--- Information ---
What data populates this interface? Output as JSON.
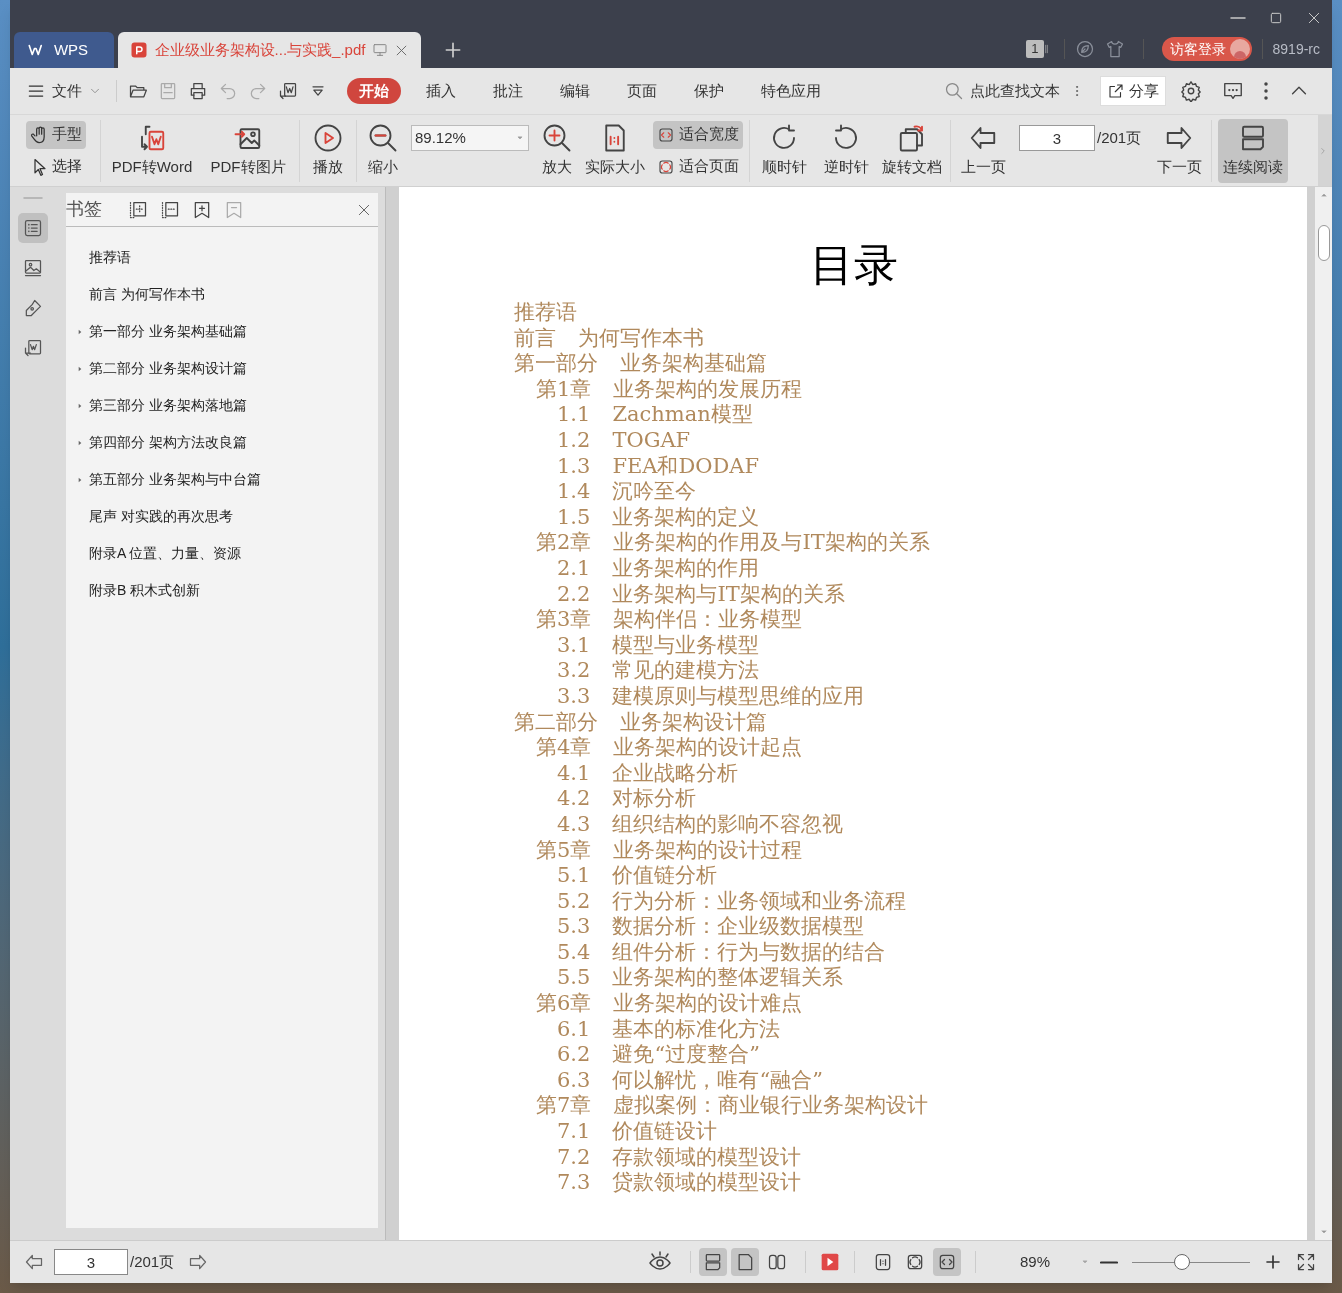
{
  "tabs": [
    {
      "label": "WPS",
      "kind": "home",
      "selected": false
    },
    {
      "label": "企业级业务架构设...与实践_.pdf",
      "kind": "document",
      "selected": true
    }
  ],
  "title_bar": {
    "window_count": "1",
    "login_button": "访客登录",
    "user_id": "8919-rc"
  },
  "menu": {
    "file": "文件",
    "tabs": [
      {
        "label": "开始",
        "selected": true
      },
      {
        "label": "插入",
        "selected": false
      },
      {
        "label": "批注",
        "selected": false
      },
      {
        "label": "编辑",
        "selected": false
      },
      {
        "label": "页面",
        "selected": false
      },
      {
        "label": "保护",
        "selected": false
      },
      {
        "label": "特色应用",
        "selected": false
      }
    ],
    "search_placeholder": "点此查找文本",
    "share": "分享"
  },
  "toolbar": {
    "modes": [
      {
        "label": "手型",
        "selected": true
      },
      {
        "label": "选择",
        "selected": false
      }
    ],
    "pdf_to_word": "PDF转Word",
    "pdf_to_image": "PDF转图片",
    "play": "播放",
    "zoom_out": "缩小",
    "zoom_value": "89.12%",
    "zoom_in": "放大",
    "actual_size": "实际大小",
    "fit": [
      {
        "label": "适合宽度",
        "selected": true
      },
      {
        "label": "适合页面",
        "selected": false
      }
    ],
    "rotate_cw": "顺时针",
    "rotate_ccw": "逆时针",
    "rotate_doc": "旋转文档",
    "prev_page": "上一页",
    "page": "3",
    "page_total": "/201页",
    "next_page": "下一页",
    "continuous": {
      "label": "连续阅读",
      "selected": true
    }
  },
  "side_rail": [
    {
      "kind": "outline",
      "selected": true
    },
    {
      "kind": "image",
      "selected": false
    },
    {
      "kind": "pen",
      "selected": false
    },
    {
      "kind": "convert",
      "selected": false
    }
  ],
  "bookmarks": {
    "title": "书签",
    "items": [
      {
        "label": "推荐语",
        "expandable": false
      },
      {
        "label": "前言 为何写作本书",
        "expandable": false
      },
      {
        "label": "第一部分 业务架构基础篇",
        "expandable": true
      },
      {
        "label": "第二部分 业务架构设计篇",
        "expandable": true
      },
      {
        "label": "第三部分 业务架构落地篇",
        "expandable": true
      },
      {
        "label": "第四部分 架构方法改良篇",
        "expandable": true
      },
      {
        "label": "第五部分 业务架构与中台篇",
        "expandable": true
      },
      {
        "label": "尾声 对实践的再次思考",
        "expandable": false
      },
      {
        "label": "附录A 位置、力量、资源",
        "expandable": false
      },
      {
        "label": "附录B 积木式创新",
        "expandable": false
      }
    ]
  },
  "document": {
    "title": "目录",
    "toc": [
      {
        "title": "推荐语"
      },
      {
        "number": "前言",
        "title": "为何写作本书"
      },
      {
        "number": "第一部分",
        "title": "业务架构基础篇",
        "children": [
          {
            "number": "第1章",
            "title": "业务架构的发展历程",
            "children": [
              {
                "number": "1.1",
                "title": "Zachman模型"
              },
              {
                "number": "1.2",
                "title": "TOGAF"
              },
              {
                "number": "1.3",
                "title": "FEA和DODAF"
              },
              {
                "number": "1.4",
                "title": "沉吟至今"
              },
              {
                "number": "1.5",
                "title": "业务架构的定义"
              }
            ]
          },
          {
            "number": "第2章",
            "title": "业务架构的作用及与IT架构的关系",
            "children": [
              {
                "number": "2.1",
                "title": "业务架构的作用"
              },
              {
                "number": "2.2",
                "title": "业务架构与IT架构的关系"
              }
            ]
          },
          {
            "number": "第3章",
            "title": "架构伴侣：业务模型",
            "children": [
              {
                "number": "3.1",
                "title": "模型与业务模型"
              },
              {
                "number": "3.2",
                "title": "常见的建模方法"
              },
              {
                "number": "3.3",
                "title": "建模原则与模型思维的应用"
              }
            ]
          }
        ]
      },
      {
        "number": "第二部分",
        "title": "业务架构设计篇",
        "children": [
          {
            "number": "第4章",
            "title": "业务架构的设计起点",
            "children": [
              {
                "number": "4.1",
                "title": "企业战略分析"
              },
              {
                "number": "4.2",
                "title": "对标分析"
              },
              {
                "number": "4.3",
                "title": "组织结构的影响不容忽视"
              }
            ]
          },
          {
            "number": "第5章",
            "title": "业务架构的设计过程",
            "children": [
              {
                "number": "5.1",
                "title": "价值链分析"
              },
              {
                "number": "5.2",
                "title": "行为分析：业务领域和业务流程"
              },
              {
                "number": "5.3",
                "title": "数据分析：企业级数据模型"
              },
              {
                "number": "5.4",
                "title": "组件分析：行为与数据的结合"
              },
              {
                "number": "5.5",
                "title": "业务架构的整体逻辑关系"
              }
            ]
          },
          {
            "number": "第6章",
            "title": "业务架构的设计难点",
            "children": [
              {
                "number": "6.1",
                "title": "基本的标准化方法"
              },
              {
                "number": "6.2",
                "title": "避免“过度整合”"
              },
              {
                "number": "6.3",
                "title": "何以解忧，唯有“融合”"
              }
            ]
          },
          {
            "number": "第7章",
            "title": "虚拟案例：商业银行业务架构设计",
            "children": [
              {
                "number": "7.1",
                "title": "价值链设计"
              },
              {
                "number": "7.2",
                "title": "存款领域的模型设计"
              },
              {
                "number": "7.3",
                "title": "贷款领域的模型设计"
              }
            ]
          }
        ]
      }
    ]
  },
  "status_bar": {
    "page": "3",
    "page_total": "/201页",
    "views": [
      {
        "kind": "continuous",
        "selected": true
      },
      {
        "kind": "single",
        "selected": true
      },
      {
        "kind": "double",
        "selected": false
      }
    ],
    "fits": [
      {
        "kind": "actual",
        "selected": false
      },
      {
        "kind": "page",
        "selected": false
      },
      {
        "kind": "width",
        "selected": true
      }
    ],
    "zoom": "89%",
    "zoom_slider": {
      "level": 0.42
    }
  }
}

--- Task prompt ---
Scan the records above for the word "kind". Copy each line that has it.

--- Answer space ---
      "kind": "home",
      "kind": "document",
      "kind": "outline",
      "kind": "image",
      "kind": "pen",
      "kind": "convert",
        "kind": "continuous",
        "kind": "single",
        "kind": "double",
        "kind": "actual",
        "kind": "page",
        "kind": "width",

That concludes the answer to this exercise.